Exercise material

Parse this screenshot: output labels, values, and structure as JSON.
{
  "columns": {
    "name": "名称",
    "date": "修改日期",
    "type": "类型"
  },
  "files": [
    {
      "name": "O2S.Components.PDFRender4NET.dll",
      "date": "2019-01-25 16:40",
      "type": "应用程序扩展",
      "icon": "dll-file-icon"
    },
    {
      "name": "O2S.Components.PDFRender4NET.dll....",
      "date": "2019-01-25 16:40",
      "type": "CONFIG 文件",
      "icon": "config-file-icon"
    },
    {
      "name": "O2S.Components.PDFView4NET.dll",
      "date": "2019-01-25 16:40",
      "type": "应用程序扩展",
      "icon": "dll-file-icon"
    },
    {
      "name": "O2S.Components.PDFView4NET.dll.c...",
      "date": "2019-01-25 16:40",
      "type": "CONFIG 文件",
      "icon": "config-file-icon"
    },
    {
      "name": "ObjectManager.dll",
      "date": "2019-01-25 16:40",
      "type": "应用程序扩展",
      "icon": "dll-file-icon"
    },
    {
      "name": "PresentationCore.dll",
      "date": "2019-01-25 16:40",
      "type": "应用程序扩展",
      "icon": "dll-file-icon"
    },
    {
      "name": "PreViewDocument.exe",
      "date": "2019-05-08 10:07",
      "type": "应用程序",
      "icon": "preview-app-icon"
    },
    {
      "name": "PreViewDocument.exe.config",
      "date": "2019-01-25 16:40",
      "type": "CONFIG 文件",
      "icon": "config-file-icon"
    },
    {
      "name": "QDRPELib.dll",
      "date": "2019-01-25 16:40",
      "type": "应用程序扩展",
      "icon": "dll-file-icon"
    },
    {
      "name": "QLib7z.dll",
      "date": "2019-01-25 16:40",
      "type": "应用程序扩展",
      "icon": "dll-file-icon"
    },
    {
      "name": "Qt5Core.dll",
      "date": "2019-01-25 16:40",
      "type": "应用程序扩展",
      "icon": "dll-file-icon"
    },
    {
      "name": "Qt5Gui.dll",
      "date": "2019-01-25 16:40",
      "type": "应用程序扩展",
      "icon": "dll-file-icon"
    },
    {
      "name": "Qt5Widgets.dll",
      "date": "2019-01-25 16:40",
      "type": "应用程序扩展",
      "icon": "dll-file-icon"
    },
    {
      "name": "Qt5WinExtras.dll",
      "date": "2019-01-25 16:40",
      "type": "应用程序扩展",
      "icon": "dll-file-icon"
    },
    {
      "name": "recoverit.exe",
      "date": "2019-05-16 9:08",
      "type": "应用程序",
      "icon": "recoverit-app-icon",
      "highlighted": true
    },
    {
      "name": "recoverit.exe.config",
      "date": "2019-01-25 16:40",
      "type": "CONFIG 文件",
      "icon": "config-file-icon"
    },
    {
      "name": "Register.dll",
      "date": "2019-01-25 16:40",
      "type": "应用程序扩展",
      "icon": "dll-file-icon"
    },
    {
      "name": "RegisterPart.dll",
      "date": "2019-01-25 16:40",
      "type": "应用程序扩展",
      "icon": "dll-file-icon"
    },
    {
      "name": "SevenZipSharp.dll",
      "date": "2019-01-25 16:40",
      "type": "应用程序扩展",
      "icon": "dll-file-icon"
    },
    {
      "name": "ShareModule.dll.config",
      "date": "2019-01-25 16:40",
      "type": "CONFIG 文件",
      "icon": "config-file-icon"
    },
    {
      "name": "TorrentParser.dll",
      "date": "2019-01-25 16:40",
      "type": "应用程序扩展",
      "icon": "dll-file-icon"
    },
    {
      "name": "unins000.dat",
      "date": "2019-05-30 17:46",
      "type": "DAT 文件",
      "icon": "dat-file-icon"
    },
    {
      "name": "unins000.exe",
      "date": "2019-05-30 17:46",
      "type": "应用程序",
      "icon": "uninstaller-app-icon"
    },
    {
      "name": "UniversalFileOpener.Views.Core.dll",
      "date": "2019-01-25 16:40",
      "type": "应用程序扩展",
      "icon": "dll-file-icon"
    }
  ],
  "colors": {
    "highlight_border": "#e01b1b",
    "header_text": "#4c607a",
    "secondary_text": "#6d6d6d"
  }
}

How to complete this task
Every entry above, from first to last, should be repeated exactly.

Result of the exercise
Parse this screenshot: output labels, values, and structure as JSON.
{
  "columns": {
    "name": "名称",
    "date": "修改日期",
    "type": "类型"
  },
  "files": [
    {
      "name": "O2S.Components.PDFRender4NET.dll",
      "date": "2019-01-25 16:40",
      "type": "应用程序扩展",
      "icon": "dll-file-icon"
    },
    {
      "name": "O2S.Components.PDFRender4NET.dll....",
      "date": "2019-01-25 16:40",
      "type": "CONFIG 文件",
      "icon": "config-file-icon"
    },
    {
      "name": "O2S.Components.PDFView4NET.dll",
      "date": "2019-01-25 16:40",
      "type": "应用程序扩展",
      "icon": "dll-file-icon"
    },
    {
      "name": "O2S.Components.PDFView4NET.dll.c...",
      "date": "2019-01-25 16:40",
      "type": "CONFIG 文件",
      "icon": "config-file-icon"
    },
    {
      "name": "ObjectManager.dll",
      "date": "2019-01-25 16:40",
      "type": "应用程序扩展",
      "icon": "dll-file-icon"
    },
    {
      "name": "PresentationCore.dll",
      "date": "2019-01-25 16:40",
      "type": "应用程序扩展",
      "icon": "dll-file-icon"
    },
    {
      "name": "PreViewDocument.exe",
      "date": "2019-05-08 10:07",
      "type": "应用程序",
      "icon": "preview-app-icon"
    },
    {
      "name": "PreViewDocument.exe.config",
      "date": "2019-01-25 16:40",
      "type": "CONFIG 文件",
      "icon": "config-file-icon"
    },
    {
      "name": "QDRPELib.dll",
      "date": "2019-01-25 16:40",
      "type": "应用程序扩展",
      "icon": "dll-file-icon"
    },
    {
      "name": "QLib7z.dll",
      "date": "2019-01-25 16:40",
      "type": "应用程序扩展",
      "icon": "dll-file-icon"
    },
    {
      "name": "Qt5Core.dll",
      "date": "2019-01-25 16:40",
      "type": "应用程序扩展",
      "icon": "dll-file-icon"
    },
    {
      "name": "Qt5Gui.dll",
      "date": "2019-01-25 16:40",
      "type": "应用程序扩展",
      "icon": "dll-file-icon"
    },
    {
      "name": "Qt5Widgets.dll",
      "date": "2019-01-25 16:40",
      "type": "应用程序扩展",
      "icon": "dll-file-icon"
    },
    {
      "name": "Qt5WinExtras.dll",
      "date": "2019-01-25 16:40",
      "type": "应用程序扩展",
      "icon": "dll-file-icon"
    },
    {
      "name": "recoverit.exe",
      "date": "2019-05-16 9:08",
      "type": "应用程序",
      "icon": "recoverit-app-icon",
      "highlighted": true
    },
    {
      "name": "recoverit.exe.config",
      "date": "2019-01-25 16:40",
      "type": "CONFIG 文件",
      "icon": "config-file-icon"
    },
    {
      "name": "Register.dll",
      "date": "2019-01-25 16:40",
      "type": "应用程序扩展",
      "icon": "dll-file-icon"
    },
    {
      "name": "RegisterPart.dll",
      "date": "2019-01-25 16:40",
      "type": "应用程序扩展",
      "icon": "dll-file-icon"
    },
    {
      "name": "SevenZipSharp.dll",
      "date": "2019-01-25 16:40",
      "type": "应用程序扩展",
      "icon": "dll-file-icon"
    },
    {
      "name": "ShareModule.dll.config",
      "date": "2019-01-25 16:40",
      "type": "CONFIG 文件",
      "icon": "config-file-icon"
    },
    {
      "name": "TorrentParser.dll",
      "date": "2019-01-25 16:40",
      "type": "应用程序扩展",
      "icon": "dll-file-icon"
    },
    {
      "name": "unins000.dat",
      "date": "2019-05-30 17:46",
      "type": "DAT 文件",
      "icon": "dat-file-icon"
    },
    {
      "name": "unins000.exe",
      "date": "2019-05-30 17:46",
      "type": "应用程序",
      "icon": "uninstaller-app-icon"
    },
    {
      "name": "UniversalFileOpener.Views.Core.dll",
      "date": "2019-01-25 16:40",
      "type": "应用程序扩展",
      "icon": "dll-file-icon"
    }
  ],
  "colors": {
    "highlight_border": "#e01b1b",
    "header_text": "#4c607a",
    "secondary_text": "#6d6d6d"
  }
}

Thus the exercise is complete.